141:45:30 Shepard: Okay. The abort stage is set. Ascent Engine is Armed. 6, 5, 4…
141:45:38 Mitchell: Proceed with the ignition program
141:45:38 Shepard: …3, 2, 1, 0…
141:45:42 Mitchell: Ignition.
141:45:43 Shepard: We have ignition…
141:45:44 Mitchell: What a lift-off!
“It was terribly, terribly frustrating; coming up over that ridge that we were going up, and thinking, finally, that was it; and it wasn’t – suddenly recognizing that, really, you just don’t know where you are.” Ed Mitchell
Silently and carefully, Armstrong raised his left boot over the lip of the footpad and lowered it to the dust. Immediately he tested his weight, bouncing in the gentle gravity, and when he felt firm ground, he was still, one foot on the last vestige of earthly things, the other on the moon. Then he spoke:
“That’s one small step for man, one giant leap for mankind.”
The majority of the second moonwalk was dedicated to reaching the rim of Cone Crater.

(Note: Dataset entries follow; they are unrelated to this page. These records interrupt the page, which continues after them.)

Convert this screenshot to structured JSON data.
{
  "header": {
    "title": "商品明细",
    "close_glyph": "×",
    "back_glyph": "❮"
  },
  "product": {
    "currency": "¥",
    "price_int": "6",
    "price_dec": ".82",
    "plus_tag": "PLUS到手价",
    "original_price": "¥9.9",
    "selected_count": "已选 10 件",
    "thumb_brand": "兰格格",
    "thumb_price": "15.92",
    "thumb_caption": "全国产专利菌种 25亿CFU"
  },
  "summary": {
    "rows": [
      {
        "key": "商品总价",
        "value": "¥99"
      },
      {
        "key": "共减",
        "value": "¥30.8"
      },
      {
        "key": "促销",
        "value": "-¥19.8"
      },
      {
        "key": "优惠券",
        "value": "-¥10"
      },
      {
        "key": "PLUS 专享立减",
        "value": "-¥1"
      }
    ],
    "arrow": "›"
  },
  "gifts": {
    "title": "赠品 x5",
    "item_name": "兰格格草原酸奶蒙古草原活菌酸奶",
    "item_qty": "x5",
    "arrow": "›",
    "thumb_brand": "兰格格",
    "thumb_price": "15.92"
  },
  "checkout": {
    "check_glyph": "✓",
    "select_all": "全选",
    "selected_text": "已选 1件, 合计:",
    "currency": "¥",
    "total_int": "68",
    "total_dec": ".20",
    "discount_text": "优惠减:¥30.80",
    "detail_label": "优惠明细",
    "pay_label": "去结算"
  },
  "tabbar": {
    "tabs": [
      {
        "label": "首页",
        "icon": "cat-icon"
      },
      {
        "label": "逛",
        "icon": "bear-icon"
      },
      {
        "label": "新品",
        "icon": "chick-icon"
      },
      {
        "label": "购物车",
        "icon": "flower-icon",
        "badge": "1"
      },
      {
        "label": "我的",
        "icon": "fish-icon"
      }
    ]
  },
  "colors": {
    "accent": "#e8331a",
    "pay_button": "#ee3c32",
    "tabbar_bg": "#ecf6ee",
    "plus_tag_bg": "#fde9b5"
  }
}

The wide, deep geological gold mine, which scientists believed was actually the remains of an ancient volcano.
With the Hycon camera down, Roosa would have to step in and use a Hasselblad with a 500 mm lens, to take detailed photos of the Apollo 16 potential landing site. If Roosa did nothing else, he had to return to earth with pictures of Descartes that would be good enough to plan a lunar landing.
The mortar package contained a set of grenades which were planned to be fired to distances of 500, 1000, 3000, and 5000 feet to the north of the ALSEP site.
A small plutonium source was used to power the Radioisotope Thermoelectric Generator (RTG) that would provide electric power for the ALSEP experiments. Ed Mitchell performed the delicate maneuver of inserting the fuel capsule into the RTG.